Saturday’s game was supposed to give the Georgia Bulldogs a fourth consecutive win over the Florida Gators and further control of the SEC East. Instead, an inability to stop the Gators’ ground attack resulted in one of the most embarrassing Georgia losses in recent history.
And while there are still plenty of meaningful goals that can be accomplished by this Georgia team, the Bulldogs must fix their run defense to have any shot at an SEC Championship.
In the case of Saturday’s game, statistics tell quite a story. Florida ran the ball 60 times while attempting just six passes. Further review makes it abundantly clear that this disproportionate load had less to do with freshman quarterback Treon Harris’ inability to pass and tons to do with Georgia’s complete failure against the run.
As Bulldogs defensive coordinator Jeremy Pruitt asked rhetorically (per Seth Emerson of Macon's The Telegraph), "If you can’t stop it, why would you do something else? When you look up and they’ve got over 400 yards rushing, it’s pretty obvious we couldn’t stop it.”
Florida's 60 carries, 50 of which belonged to Kelvin Taylor and Matt Jones, resulted in 418 rushing yards and five rushing touchdowns. And on a day when things did not go as planned, each and every one of those yards negated something positive for Georgia.
Freshman running back Nick Chubb accounted for 215 yards while replacing suspended star running back Todd Gurley in the Bulldogs lineup. But Georgia’s glaring deficiency against the run made that effort fruitless.
Quarterback Hutson Mason threw for 319 yards, but that didn’t matter because Georgia couldn’t stop the Gators on the ground.
|Penalties / Penalty Yards||4 / 30||4 / 31|
|Time of Possession||27:19||32:41|
When all was said and done, what appeared to be an even game based on the box score was a blowout win for Florida in which Georgia never really seemed capable of winning. And the Bulldogs' struggles defending the run leave ongoing cause for concern at two levels.
First and foremost, Saturday’s display calls into question the toughness of coordinator Jeremy Pruitt’s unit. Time and time again, Florida lined up with one sole intention—to run the ball. And time and time again, Georgia yielded yardage—both in large bunches and in hard-earned five-to-seven-yard gains.
Georgia had shown glimpses of unrest against the run, particularly in the loss to South Carolina when backup running back Brandon Wilds consistently picked up first downs and advanced the Gamecocks’ cause in a narrow victory. But Saturday’s shortcomings were more alarming, because Florida’s game plan was so abundantly clear from the onset.
Florida attempted just five passes in the first half, so Georgia began stacking the box. In a second half that saw Florida attempt just one pass, the Gators racked up 256 rushing yards. And that was with safeties like Quincy Mauger and Corey Moore sneaking up to play the run and Damian Swann cheating in from his star position.
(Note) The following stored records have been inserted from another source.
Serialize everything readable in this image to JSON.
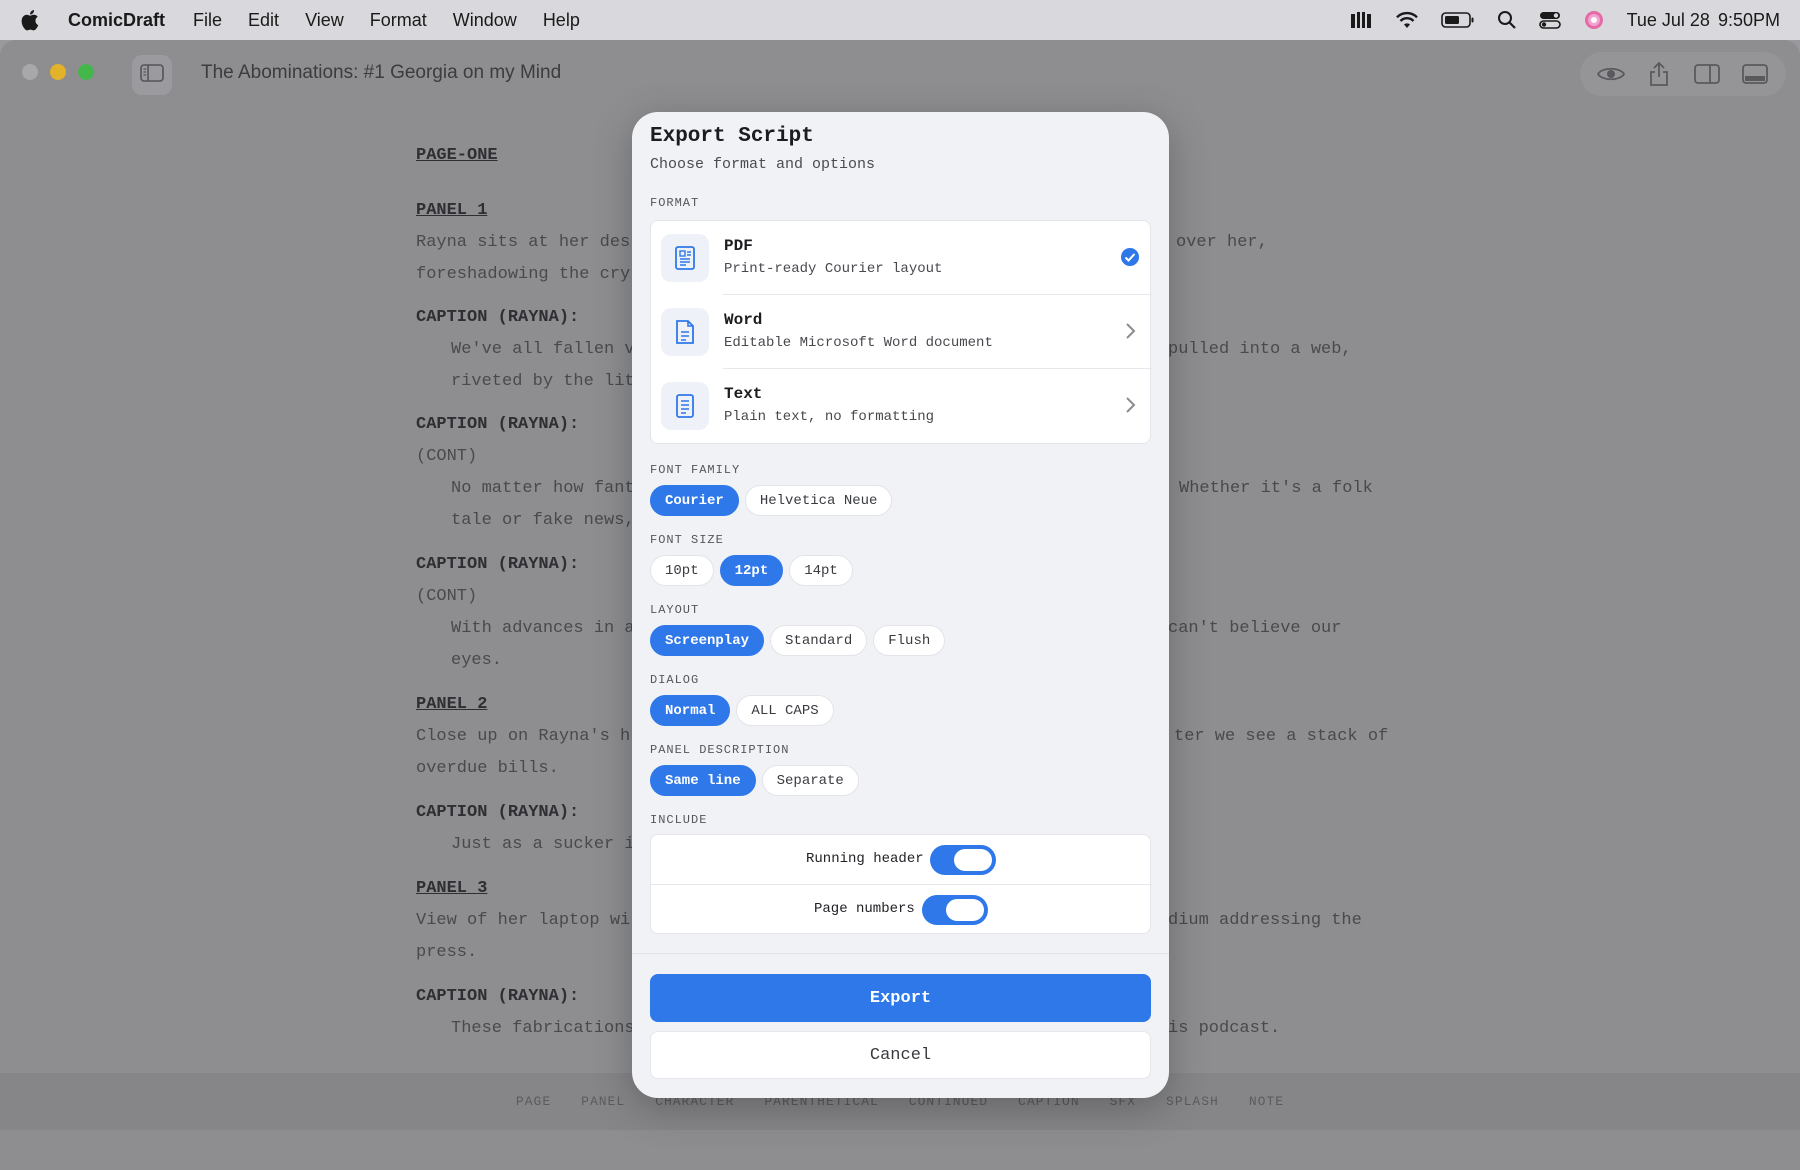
{
  "menubar": {
    "app_name": "ComicDraft",
    "items": [
      "File",
      "Edit",
      "View",
      "Format",
      "Window",
      "Help"
    ],
    "date": "Tue Jul 28",
    "time": "9:50PM"
  },
  "window": {
    "title": "The Abominations: #1 Georgia on my Mind"
  },
  "script": {
    "lines": [
      "PAGE-ONE",
      "PANEL 1",
      "Rayna sits at her des",
      "over her,",
      "foreshadowing the cry",
      "CAPTION (RAYNA):",
      "We've all fallen v",
      "pulled into a web,",
      "riveted by the lit",
      "CAPTION (RAYNA):",
      "(CONT)",
      "No matter how fant",
      "Whether it's a folk",
      "tale or fake news,",
      "CAPTION (RAYNA):",
      "(CONT)",
      "With advances in a",
      "can't believe our",
      "eyes.",
      "PANEL 2",
      "Close up on Rayna's h",
      "ter we see a stack of",
      "overdue bills.",
      "CAPTION (RAYNA):",
      "Just as a sucker i",
      "PANEL 3",
      "View of her laptop wi",
      "dium addressing the",
      "press.",
      "CAPTION (RAYNA):",
      "These fabrications",
      "is podcast."
    ]
  },
  "bottombar": {
    "items": [
      "PAGE",
      "PANEL",
      "CHARACTER",
      "PARENTHETICAL",
      "CONTINUED",
      "CAPTION",
      "SFX",
      "SPLASH",
      "NOTE"
    ]
  },
  "modal": {
    "title": "Export Script",
    "subtitle": "Choose format and options",
    "format_label": "FORMAT",
    "formats": [
      {
        "name": "PDF",
        "desc": "Print-ready Courier layout",
        "selected": true
      },
      {
        "name": "Word",
        "desc": "Editable Microsoft Word document",
        "selected": false
      },
      {
        "name": "Text",
        "desc": "Plain text, no formatting",
        "selected": false
      }
    ],
    "font_family_label": "FONT FAMILY",
    "font_family_options": [
      "Courier",
      "Helvetica Neue"
    ],
    "font_size_label": "FONT SIZE",
    "font_size_options": [
      "10pt",
      "12pt",
      "14pt"
    ],
    "layout_label": "LAYOUT",
    "layout_options": [
      "Screenplay",
      "Standard",
      "Flush"
    ],
    "dialog_label": "DIALOG",
    "dialog_options": [
      "Normal",
      "ALL CAPS"
    ],
    "panel_desc_label": "PANEL DESCRIPTION",
    "panel_desc_options": [
      "Same line",
      "Separate"
    ],
    "include_label": "INCLUDE",
    "running_header_label": "Running header",
    "running_header_on": true,
    "page_numbers_label": "Page numbers",
    "page_numbers_on": true,
    "export_label": "Export",
    "cancel_label": "Cancel"
  },
  "colors": {
    "accent": "#2f78ea",
    "modal_bg": "#f1f2f6"
  }
}
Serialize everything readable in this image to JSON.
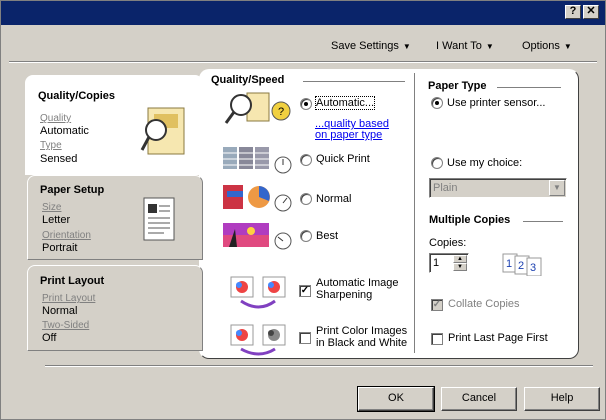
{
  "titlebar": {
    "help": "?",
    "close": "✕"
  },
  "menus": [
    {
      "label": "Save Settings"
    },
    {
      "label": "I Want To"
    },
    {
      "label": "Options"
    }
  ],
  "tabs": {
    "quality": {
      "title": "Quality/Copies",
      "quality_label": "Quality",
      "quality_value": "Automatic",
      "type_label": "Type",
      "type_value": "Sensed"
    },
    "paper": {
      "title": "Paper Setup",
      "size_label": "Size",
      "size_value": "Letter",
      "orientation_label": "Orientation",
      "orientation_value": "Portrait"
    },
    "layout": {
      "title": "Print Layout",
      "layout_label": "Print Layout",
      "layout_value": "Normal",
      "twosided_label": "Two-Sided",
      "twosided_value": "Off"
    }
  },
  "quality_speed": {
    "title": "Quality/Speed",
    "options": [
      {
        "label": "Automatic...",
        "selected": true
      },
      {
        "label": "Quick Print",
        "selected": false
      },
      {
        "label": "Normal",
        "selected": false
      },
      {
        "label": "Best",
        "selected": false
      }
    ],
    "link_line1": "...quality based",
    "link_line2": "on paper type",
    "sharpen_line1": "Automatic Image",
    "sharpen_line2": "Sharpening",
    "sharpen_checked": true,
    "bw_line1": "Print Color Images",
    "bw_line2": "in Black and White",
    "bw_checked": false
  },
  "paper_type": {
    "title": "Paper Type",
    "sensor_label": "Use printer sensor...",
    "sensor_selected": true,
    "choice_label": "Use my choice:",
    "choice_selected": false,
    "dropdown_value": "Plain"
  },
  "copies": {
    "title": "Multiple Copies",
    "copies_label": "Copies:",
    "copies_value": "1",
    "collate_label": "Collate Copies",
    "collate_checked": true,
    "last_first_label": "Print Last Page First",
    "last_first_checked": false,
    "collate_icon_digits": "1 2 3"
  },
  "buttons": {
    "ok": "OK",
    "cancel": "Cancel",
    "help": "Help"
  },
  "colors": {
    "titlebar": "#0a246a",
    "face": "#d4d0c8",
    "link": "#0000ee"
  }
}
Florida didn’t merely happen upon yards as Georgia’s defense struggled to anticipate play-calling (which was partly the case against South Carolina). On the contrary, the Gators willed yardage against Georgia’s front throughout the contest, even with clear intentions. And it should be noted that unlike Georgia’s offense, which played without its best player (Gurley), the Bulldogs defense was fully intact.
The second and more pressing concern is that Florida didn’t just expose a weakness, the Gators exposed a weakness that several future Georgia opponents will be able to exploit.
Two of Georgia’s remaining four opponents, Auburn and Georgia Tech, rank in the Top 10 nationally in rushing offense. Accordingly, the Tigers and Yellow Jackets must feel awfully good about moving the football against the Bulldogs. After all, two Gators, Jones and Taylor, ran for career highs against Georgia on Saturday. And they did so against a healthy Georgia defense and without even feigning a desire to pass.
And if Georgia plays its way into the SEC Championship Game in Atlanta, something that seemed all but assured prior to the Florida game but now is entirely up in the air, the Bulldogs will likely face Mississippi State, Auburn or Alabama. Those three teams combined average more than 250 rushing yards per contest.
The absence of Todd Gurley, the improvement of Hutson Mason and the emergence of the defensive secondary are no longer hindering this Georgia team. But a much more alarming deficiency defined this team yesterday. Georgia needs to make the loss to Florida and the onslaught of rushing yards allowed an outlier performance. Otherwise, the Bulldogs can say goodbye to dreams of an SEC Championship.
Unless otherwise noted, all quotes obtained firsthand and all stats courtesy of Sports-Reference.com.